British fuel cell manufacturer AFC Power has committed to build a 50MW fuel cell park in South Korea, as part of a joint venture with two local companies, Samyoung and Changsing Chemical.
The park is to be built in two phases in Daesan, a port city in the west of South Korea.
Based in Surrey, AFC specialises in alkaline fuel cells which do not require precious metal catalysts. These, it says, have an energy efficiency of 60 per cent and operate between 70°-100°C, making them the most efficient fuel cell currently available. The company was formed in 2006, and boasts Russian oligarch Roman Abramovich as its largest shareholder.

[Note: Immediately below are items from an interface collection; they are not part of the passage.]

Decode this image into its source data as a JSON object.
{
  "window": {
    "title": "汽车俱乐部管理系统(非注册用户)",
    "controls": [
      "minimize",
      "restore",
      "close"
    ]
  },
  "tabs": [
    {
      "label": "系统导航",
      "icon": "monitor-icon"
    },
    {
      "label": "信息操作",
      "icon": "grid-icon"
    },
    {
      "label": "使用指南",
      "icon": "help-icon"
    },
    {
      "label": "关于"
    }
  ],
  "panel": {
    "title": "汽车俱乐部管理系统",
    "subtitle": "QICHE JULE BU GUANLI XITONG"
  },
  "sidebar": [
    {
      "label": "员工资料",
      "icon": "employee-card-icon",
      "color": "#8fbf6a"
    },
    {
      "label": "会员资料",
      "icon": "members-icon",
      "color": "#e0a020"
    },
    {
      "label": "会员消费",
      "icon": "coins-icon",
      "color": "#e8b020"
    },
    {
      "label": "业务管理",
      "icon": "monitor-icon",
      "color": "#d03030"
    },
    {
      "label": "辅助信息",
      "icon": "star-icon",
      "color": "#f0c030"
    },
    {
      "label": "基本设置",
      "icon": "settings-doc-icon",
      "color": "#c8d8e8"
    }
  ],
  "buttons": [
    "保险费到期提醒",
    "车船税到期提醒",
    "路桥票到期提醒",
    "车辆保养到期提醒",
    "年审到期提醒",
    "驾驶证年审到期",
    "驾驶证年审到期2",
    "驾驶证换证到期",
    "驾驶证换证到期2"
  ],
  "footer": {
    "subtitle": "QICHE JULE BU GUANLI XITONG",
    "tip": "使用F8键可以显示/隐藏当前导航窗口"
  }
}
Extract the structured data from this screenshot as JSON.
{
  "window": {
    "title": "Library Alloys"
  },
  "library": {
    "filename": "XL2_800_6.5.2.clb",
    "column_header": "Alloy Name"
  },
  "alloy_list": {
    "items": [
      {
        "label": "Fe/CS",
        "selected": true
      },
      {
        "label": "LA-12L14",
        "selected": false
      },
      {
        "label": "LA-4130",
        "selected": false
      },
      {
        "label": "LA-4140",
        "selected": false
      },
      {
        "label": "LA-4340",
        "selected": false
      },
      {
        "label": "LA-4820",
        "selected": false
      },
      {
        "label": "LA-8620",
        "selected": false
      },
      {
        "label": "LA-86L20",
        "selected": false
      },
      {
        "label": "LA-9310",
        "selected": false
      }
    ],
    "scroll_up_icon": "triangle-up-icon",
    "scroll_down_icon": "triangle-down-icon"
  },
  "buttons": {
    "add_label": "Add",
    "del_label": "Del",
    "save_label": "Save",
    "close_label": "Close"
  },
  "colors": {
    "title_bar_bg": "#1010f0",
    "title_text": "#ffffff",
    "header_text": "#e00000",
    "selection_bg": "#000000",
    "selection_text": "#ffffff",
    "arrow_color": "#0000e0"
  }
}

The Korean agreement will see AFC install first 5MW of capacity at the new fuel cell park by the end of next year, with a further 45MW to be added by the end of 2019. The joint venture is expecting this to generate revenues of some $1bn over its first 10 years of operation.

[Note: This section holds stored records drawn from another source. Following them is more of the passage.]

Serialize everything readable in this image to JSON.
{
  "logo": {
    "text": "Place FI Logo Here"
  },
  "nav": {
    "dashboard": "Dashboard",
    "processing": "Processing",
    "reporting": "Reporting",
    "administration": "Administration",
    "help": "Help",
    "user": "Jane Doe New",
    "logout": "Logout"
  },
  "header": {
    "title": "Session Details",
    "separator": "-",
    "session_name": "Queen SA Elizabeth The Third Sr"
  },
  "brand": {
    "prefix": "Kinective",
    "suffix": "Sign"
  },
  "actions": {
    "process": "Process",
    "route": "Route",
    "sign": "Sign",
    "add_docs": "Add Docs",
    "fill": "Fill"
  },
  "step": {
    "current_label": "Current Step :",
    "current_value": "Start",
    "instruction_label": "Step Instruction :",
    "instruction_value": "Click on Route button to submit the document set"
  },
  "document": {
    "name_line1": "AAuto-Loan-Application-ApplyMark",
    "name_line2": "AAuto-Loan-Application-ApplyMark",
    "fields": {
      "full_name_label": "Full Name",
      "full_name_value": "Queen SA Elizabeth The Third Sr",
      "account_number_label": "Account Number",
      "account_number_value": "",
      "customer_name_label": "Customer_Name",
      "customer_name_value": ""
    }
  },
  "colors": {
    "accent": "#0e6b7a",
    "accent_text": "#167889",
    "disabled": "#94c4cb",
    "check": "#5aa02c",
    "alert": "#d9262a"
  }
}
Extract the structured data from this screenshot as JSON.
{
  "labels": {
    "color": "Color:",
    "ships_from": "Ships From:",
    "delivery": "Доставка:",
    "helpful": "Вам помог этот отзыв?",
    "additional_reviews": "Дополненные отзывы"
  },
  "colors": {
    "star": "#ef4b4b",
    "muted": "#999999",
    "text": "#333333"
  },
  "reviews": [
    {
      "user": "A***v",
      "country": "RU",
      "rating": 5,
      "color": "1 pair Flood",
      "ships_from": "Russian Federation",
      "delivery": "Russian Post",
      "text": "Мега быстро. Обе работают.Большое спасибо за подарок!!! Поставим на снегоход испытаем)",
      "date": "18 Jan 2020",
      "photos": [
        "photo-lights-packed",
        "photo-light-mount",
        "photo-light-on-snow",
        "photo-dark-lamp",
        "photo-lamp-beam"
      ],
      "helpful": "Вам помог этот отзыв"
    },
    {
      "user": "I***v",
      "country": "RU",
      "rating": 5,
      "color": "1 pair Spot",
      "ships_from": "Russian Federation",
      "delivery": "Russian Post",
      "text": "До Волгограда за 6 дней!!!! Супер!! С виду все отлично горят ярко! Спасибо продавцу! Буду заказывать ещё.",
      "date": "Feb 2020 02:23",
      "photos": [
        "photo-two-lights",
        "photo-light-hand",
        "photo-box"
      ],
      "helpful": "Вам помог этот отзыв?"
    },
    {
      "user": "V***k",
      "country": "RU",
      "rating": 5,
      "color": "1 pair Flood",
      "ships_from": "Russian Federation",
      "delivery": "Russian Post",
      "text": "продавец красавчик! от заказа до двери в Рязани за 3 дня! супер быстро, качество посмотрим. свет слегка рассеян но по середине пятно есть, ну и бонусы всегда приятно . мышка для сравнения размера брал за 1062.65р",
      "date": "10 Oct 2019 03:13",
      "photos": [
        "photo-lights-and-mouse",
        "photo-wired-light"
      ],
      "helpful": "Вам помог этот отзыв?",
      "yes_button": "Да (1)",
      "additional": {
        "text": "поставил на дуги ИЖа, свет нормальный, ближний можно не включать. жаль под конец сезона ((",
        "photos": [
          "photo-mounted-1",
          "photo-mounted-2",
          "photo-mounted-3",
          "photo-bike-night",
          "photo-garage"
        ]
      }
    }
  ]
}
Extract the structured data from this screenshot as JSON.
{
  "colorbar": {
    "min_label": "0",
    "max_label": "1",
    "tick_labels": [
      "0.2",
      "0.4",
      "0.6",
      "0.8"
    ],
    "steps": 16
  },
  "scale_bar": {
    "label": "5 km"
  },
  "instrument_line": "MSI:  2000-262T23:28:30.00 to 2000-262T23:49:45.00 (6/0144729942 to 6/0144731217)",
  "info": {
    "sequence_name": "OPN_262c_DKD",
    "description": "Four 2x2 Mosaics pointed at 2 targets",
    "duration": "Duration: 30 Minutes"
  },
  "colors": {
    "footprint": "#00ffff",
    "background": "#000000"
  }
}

Today’s agreement is expected to be the first of several projects from the joint venture company, in which AFC holds some 40 per cent to Samyoung’s 45 per cent and Changsing’s 15 per cent.

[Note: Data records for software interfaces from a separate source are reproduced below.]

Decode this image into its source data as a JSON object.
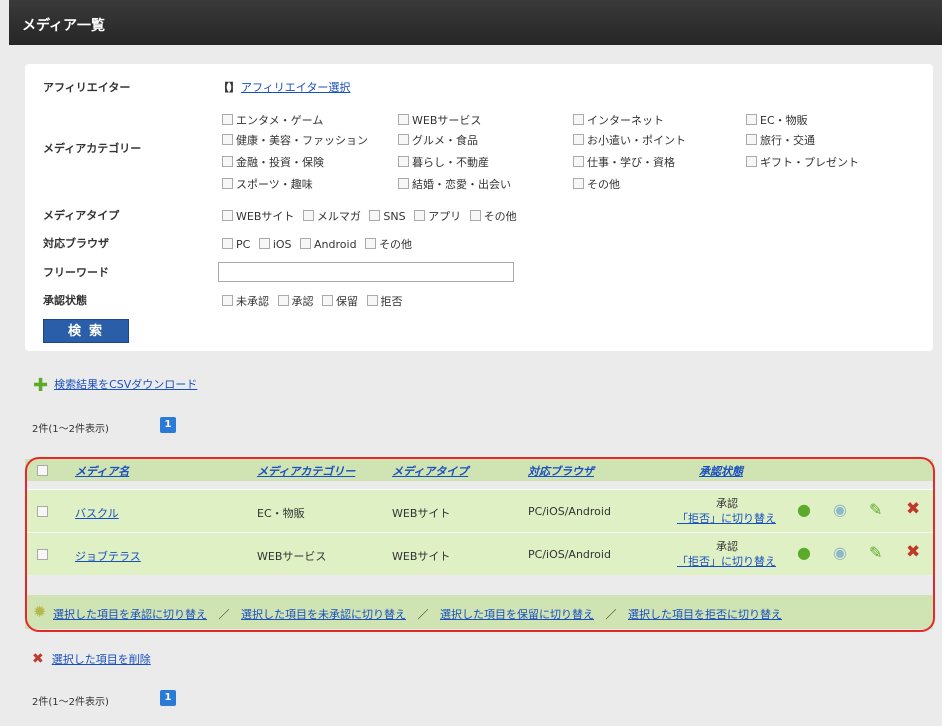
{
  "page_title": "メディア一覧",
  "filters": {
    "affiliator_label": "アフィリエイター",
    "affiliator_bracket": "【】",
    "affiliator_select": "アフィリエイター選択",
    "category_label": "メディアカテゴリー",
    "categories": [
      [
        "エンタメ・ゲーム",
        "WEBサービス",
        "インターネット",
        "EC・物販"
      ],
      [
        "健康・美容・ファッション",
        "グルメ・食品",
        "お小遣い・ポイント",
        "旅行・交通"
      ],
      [
        "金融・投資・保険",
        "暮らし・不動産",
        "仕事・学び・資格",
        "ギフト・プレゼント"
      ],
      [
        "スポーツ・趣味",
        "結婚・恋愛・出会い",
        "その他",
        ""
      ]
    ],
    "type_label": "メディアタイプ",
    "types": [
      "WEBサイト",
      "メルマガ",
      "SNS",
      "アプリ",
      "その他"
    ],
    "browser_label": "対応ブラウザ",
    "browsers": [
      "PC",
      "iOS",
      "Android",
      "その他"
    ],
    "freeword_label": "フリーワード",
    "freeword_value": "",
    "status_label": "承認状態",
    "statuses": [
      "未承認",
      "承認",
      "保留",
      "拒否"
    ],
    "search_button": "検索"
  },
  "csv_link": "検索結果をCSVダウンロード",
  "result_count": "2件(1～2件表示)",
  "current_page": "1",
  "table": {
    "headers": [
      "メディア名",
      "メディアカテゴリー",
      "メディアタイプ",
      "対応ブラウザ",
      "承認状態"
    ],
    "rows": [
      {
        "name": "バスクル",
        "category": "EC・物販",
        "type": "WEBサイト",
        "browser": "PC/iOS/Android",
        "status": "承認",
        "toggle": "「拒否」に切り替え"
      },
      {
        "name": "ジョブテラス",
        "category": "WEBサービス",
        "type": "WEBサイト",
        "browser": "PC/iOS/Android",
        "status": "承認",
        "toggle": "「拒否」に切り替え"
      }
    ],
    "bulk_actions": [
      "選択した項目を承認に切り替え",
      "選択した項目を未承認に切り替え",
      "選択した項目を保留に切り替え",
      "選択した項目を拒否に切り替え"
    ],
    "bulk_separator": "／"
  },
  "delete_selected": "選択した項目を削除",
  "colors": {
    "accent": "#2b5ea8",
    "row_bg": "#dff0c5",
    "header_bg": "#cfe3b3",
    "highlight": "#e12a2a"
  }
}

AFC will sell its fuel cell equipment into the joint venture and supply technical and operational advice, while Samyoung will manage engineering procurement, construction (EPC) and permitting, and Changsing will provide land, hydrogen and logistics.
AFC sees this agreement as marking its transition from an R&D company to a fully-fledged member of the energy industry, and chose South Korea in part because of its strong incentives for fuel cell deployment.
It is hoping to demonstrate the world’s largest alkaline fuel cell system, a 240kW installation called ‘Power-Up’, in December this year at Air Products’ industrial gas plant in Satde, Germany.
‘I am confident our new partners are strongly aligned with AFC’s renewed and aggressive commercialisation strategy into South Korea,’ AFC CEO Adam Bond said in a statement.